Bernard.Picton@nmni.comPicton, B. E., 2008 (Oct 9) Re: Janolus sp from Lambeh, Indonesia. [Message in] Sea Slug Forum. Australian Museum, Sydney. Available from http://www.seaslugforum.net/find/21950
You could be right, but I think they are all part of a continuum. In fact the photo on the Fact Sheet shows an animal with cerata of both colour patterns. The rhinophores do look a bit starkly different but seeing the variability in the ceratal colour pattern makes variability in the rhinophores more reasonable.
October 7, 2008
From: François Zylberman
Could you help me to identify this nudibranch?
It is interesting to see how it lays its eggs directly on the sand.
Locality: Lambeh strait, 15 m, Indonesia, North Sulawesi, Indopacific, april 2006, muck dive. Length: 70 mm. Photographer: François Zylberman.

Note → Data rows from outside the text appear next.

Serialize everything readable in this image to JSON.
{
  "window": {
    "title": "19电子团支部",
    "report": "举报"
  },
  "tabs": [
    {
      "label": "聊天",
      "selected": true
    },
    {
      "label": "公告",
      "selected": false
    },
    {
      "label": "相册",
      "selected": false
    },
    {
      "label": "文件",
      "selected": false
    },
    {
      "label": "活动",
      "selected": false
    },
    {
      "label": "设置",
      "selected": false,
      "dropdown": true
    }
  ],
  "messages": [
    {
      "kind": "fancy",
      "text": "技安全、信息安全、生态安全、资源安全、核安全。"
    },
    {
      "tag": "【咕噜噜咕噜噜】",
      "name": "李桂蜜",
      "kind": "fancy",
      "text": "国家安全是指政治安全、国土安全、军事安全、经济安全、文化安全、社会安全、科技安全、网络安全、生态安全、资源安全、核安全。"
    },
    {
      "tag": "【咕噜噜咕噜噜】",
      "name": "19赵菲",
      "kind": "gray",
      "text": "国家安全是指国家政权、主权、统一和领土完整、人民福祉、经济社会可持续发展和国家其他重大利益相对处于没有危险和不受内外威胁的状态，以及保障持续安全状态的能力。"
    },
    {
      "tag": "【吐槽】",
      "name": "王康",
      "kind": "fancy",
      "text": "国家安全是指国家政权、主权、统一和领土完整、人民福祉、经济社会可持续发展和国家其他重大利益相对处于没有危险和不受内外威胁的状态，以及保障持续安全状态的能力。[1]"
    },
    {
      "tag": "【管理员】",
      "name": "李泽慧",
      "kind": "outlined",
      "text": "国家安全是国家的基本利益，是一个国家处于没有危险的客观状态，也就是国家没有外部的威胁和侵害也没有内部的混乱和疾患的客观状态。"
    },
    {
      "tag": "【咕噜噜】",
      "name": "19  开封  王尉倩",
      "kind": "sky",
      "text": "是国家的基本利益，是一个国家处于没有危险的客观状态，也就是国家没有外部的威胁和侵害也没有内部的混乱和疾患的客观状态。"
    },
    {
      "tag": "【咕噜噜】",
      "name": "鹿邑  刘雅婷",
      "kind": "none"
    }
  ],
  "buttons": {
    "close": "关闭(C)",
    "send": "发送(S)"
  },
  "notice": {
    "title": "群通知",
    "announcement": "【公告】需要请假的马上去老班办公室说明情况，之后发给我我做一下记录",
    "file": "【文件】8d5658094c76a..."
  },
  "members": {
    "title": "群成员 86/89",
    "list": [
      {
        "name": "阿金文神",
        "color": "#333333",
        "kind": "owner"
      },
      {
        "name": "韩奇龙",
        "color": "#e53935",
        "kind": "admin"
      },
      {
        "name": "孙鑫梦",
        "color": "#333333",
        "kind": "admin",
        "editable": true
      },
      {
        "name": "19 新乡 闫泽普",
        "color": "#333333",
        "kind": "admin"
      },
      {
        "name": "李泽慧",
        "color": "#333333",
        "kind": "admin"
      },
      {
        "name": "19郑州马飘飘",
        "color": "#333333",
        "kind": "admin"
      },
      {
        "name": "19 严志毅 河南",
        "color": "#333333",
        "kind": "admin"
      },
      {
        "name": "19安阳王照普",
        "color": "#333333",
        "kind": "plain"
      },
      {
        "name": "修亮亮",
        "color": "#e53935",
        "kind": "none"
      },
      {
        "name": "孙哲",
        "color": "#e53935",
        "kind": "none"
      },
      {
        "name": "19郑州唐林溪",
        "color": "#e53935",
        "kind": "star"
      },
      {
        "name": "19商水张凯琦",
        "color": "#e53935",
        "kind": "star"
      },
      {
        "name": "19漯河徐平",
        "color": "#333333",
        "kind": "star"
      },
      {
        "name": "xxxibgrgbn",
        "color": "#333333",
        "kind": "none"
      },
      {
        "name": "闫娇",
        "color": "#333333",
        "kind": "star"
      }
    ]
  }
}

email@example.comZylberman, F., 2008 (Oct 7) Janolus sp from Lambeh, Indonesia. [Message in] Sea Slug Forum. Australian Museum, Sydney. Available from http://www.seaslugforum.net/find/20873
This is an unnamed species of Janolus I am calling Janolus sp. 4 on the Forum.It is certainly strange seeing it laying its eggs like this on a loose
September 25, 2003
From: Erwin Köhler
Here is Janolus sp.4 from the Philippines, Negros Oriental Island, Lipayo,
Date: 07 May 2003
Erwin@Philippine-Sea-Slugs.comKöhler, E., 2003 (Sep 25) Janolus sp.4 from the Philippines. [Message in] Sea Slug Forum. Australian Museum, Sydney. Available from http://www.seaslugforum.net/find/10309
The closeup of the head shows the shape of the rhinophores and the warty caruncle between them, very well
May 2, 2003
From: Craig Copland
Please help me identify this nudibranch. We found it on the wreck of the Ulysses at Bluff Point, northwest Red Sea, Egypt on April 16, 2002 at appoximately 20 meters depth.
This is a species of Janolus which I have on the Forum as Janolus sp. 4. It seems to be widespread in the Indo-West Pacific. Species of Janolus are bryozoan feeders.
August 11, 2002
From: Jeff Rosenfeld
Is this a known species or is it the species you are presently calling Janolus sp. 4? The photo was taken in Anilao, Luzon Island, Philippines in April, 2000.
firstname.lastname@example.orgRosenfeld, J., 2002 (Aug 11) Janolus sp. 4 from Philippines. [Message in] Sea Slug Forum. Australian Museum, Sydney. Available from http://www.seaslugforum.net/find/7100
Yes this is 'Janolus sp. 4'
January 11, 2001
From: Bruce Potter
While doing some filming of some anchor chains and attachments for some ship moorings in Honiara harbour, (Solomon Islands), I came across several of these. It was in a very muddy, silty harbour area, at about 12 meters. I have identified it as a Janolus. Are you able to add to that?
Thanks for your help.
email@example.comPotter, B., 2001 (Jan 11) Janolus from Solomon Ids. [Message in] Sea Slug Forum. Australian Museum, Sydney. Available from http://www.seaslugforum.net/find/3394
This species is found throughout the Indo-West Pacific but does not appear to be particularly common. It is unnamed at present.